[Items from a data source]
---------------
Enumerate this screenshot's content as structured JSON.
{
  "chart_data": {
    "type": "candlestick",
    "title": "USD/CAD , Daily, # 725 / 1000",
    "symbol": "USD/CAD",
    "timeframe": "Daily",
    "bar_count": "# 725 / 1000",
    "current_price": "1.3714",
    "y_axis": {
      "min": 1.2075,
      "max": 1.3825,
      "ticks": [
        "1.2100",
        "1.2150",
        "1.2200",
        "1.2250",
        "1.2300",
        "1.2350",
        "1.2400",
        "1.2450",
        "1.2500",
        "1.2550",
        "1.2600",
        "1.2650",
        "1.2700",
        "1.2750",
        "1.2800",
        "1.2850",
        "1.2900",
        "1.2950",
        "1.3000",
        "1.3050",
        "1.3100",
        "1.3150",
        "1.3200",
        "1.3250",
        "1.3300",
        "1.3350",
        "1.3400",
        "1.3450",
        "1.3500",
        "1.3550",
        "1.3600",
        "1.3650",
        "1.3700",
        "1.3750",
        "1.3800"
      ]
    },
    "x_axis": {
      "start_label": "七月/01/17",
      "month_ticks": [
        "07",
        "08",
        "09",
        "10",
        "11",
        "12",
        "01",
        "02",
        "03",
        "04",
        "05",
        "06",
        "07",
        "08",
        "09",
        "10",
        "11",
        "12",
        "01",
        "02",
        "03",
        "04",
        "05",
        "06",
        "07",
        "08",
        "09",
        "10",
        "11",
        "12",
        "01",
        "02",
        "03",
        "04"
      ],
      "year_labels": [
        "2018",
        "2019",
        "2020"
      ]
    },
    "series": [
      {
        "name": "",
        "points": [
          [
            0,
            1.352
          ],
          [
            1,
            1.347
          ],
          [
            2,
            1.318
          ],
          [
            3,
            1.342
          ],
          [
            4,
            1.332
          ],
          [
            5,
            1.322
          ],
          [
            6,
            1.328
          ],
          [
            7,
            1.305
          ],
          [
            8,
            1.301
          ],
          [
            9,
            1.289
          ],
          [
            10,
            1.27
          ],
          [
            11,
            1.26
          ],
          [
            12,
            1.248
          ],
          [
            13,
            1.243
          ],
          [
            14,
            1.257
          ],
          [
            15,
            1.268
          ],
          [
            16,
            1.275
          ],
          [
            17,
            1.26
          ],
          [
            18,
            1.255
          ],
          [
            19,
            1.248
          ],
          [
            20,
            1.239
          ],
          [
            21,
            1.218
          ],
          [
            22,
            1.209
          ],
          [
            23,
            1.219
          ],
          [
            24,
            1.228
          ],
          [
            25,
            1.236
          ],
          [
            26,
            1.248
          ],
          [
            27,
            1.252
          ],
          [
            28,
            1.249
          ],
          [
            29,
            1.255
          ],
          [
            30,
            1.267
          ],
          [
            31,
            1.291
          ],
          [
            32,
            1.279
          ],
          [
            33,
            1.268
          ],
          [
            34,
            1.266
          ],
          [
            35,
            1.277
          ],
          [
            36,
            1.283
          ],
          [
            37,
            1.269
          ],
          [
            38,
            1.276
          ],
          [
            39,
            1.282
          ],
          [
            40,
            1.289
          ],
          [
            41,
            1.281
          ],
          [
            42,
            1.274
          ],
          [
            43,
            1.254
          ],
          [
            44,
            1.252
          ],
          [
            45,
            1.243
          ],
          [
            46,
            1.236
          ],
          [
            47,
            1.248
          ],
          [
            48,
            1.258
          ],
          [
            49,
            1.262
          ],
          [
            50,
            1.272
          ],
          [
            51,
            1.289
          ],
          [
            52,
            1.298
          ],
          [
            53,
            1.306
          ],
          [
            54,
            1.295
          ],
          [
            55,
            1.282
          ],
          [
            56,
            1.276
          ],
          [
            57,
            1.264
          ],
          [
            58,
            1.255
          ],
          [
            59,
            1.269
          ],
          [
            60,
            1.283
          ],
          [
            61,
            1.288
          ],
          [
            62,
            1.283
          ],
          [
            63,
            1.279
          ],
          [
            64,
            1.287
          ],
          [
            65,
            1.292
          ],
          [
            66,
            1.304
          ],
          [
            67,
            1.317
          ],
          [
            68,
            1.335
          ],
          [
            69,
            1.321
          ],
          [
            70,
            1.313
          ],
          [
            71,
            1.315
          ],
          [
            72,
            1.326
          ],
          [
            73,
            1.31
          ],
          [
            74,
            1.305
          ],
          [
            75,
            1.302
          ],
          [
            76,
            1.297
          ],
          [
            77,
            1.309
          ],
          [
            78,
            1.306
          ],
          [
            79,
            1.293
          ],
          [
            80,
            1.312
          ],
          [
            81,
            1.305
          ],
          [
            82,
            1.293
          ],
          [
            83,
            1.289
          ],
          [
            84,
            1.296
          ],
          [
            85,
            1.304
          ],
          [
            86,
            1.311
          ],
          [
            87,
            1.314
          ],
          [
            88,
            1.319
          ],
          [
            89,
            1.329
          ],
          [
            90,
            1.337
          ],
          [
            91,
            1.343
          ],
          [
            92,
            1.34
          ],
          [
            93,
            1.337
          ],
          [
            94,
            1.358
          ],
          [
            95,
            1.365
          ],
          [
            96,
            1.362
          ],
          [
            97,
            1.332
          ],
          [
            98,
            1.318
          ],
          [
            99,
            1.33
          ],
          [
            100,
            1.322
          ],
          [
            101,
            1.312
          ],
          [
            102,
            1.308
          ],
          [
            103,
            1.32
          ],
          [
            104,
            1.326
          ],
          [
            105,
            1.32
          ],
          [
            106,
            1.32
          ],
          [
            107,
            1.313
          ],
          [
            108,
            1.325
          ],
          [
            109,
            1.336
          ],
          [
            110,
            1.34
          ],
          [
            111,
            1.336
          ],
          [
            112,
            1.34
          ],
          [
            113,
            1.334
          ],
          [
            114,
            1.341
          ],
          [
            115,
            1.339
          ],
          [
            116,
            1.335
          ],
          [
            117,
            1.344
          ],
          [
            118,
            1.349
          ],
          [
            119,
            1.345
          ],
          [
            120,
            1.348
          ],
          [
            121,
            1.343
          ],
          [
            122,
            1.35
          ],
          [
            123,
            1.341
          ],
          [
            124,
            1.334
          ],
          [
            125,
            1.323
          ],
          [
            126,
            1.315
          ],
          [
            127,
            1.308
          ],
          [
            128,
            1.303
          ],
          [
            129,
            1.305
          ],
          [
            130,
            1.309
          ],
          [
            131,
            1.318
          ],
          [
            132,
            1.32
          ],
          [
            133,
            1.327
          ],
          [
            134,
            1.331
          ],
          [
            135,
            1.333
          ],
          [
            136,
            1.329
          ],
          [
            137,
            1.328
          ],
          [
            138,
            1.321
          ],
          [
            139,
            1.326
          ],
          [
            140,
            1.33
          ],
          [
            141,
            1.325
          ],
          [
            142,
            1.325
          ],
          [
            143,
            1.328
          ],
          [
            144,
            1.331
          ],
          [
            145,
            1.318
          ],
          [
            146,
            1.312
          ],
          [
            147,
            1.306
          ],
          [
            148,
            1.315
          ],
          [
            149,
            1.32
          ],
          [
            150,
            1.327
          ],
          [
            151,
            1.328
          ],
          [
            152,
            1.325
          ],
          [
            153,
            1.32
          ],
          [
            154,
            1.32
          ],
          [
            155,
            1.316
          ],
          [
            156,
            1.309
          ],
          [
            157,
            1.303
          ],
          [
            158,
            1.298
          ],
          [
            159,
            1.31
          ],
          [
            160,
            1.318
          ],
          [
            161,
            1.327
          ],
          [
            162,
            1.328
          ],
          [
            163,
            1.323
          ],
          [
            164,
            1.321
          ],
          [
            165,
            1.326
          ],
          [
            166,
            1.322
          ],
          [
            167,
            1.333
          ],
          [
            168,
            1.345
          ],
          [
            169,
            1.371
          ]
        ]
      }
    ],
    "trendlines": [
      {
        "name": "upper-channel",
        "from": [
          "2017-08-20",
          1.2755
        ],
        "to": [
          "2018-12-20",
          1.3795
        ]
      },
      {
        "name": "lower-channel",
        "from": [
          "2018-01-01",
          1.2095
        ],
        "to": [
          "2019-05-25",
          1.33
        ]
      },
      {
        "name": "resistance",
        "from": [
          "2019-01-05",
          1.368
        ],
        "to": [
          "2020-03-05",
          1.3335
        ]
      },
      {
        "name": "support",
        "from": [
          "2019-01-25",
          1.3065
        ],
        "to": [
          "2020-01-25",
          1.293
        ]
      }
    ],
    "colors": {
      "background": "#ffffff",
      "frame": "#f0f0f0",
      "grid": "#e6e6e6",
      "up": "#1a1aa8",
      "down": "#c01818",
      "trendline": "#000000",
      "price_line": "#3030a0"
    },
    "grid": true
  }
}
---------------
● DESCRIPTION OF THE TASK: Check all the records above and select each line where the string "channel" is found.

● ANSWER FOR THE TASK:
        "name": "upper-channel",
        "name": "lower-channel",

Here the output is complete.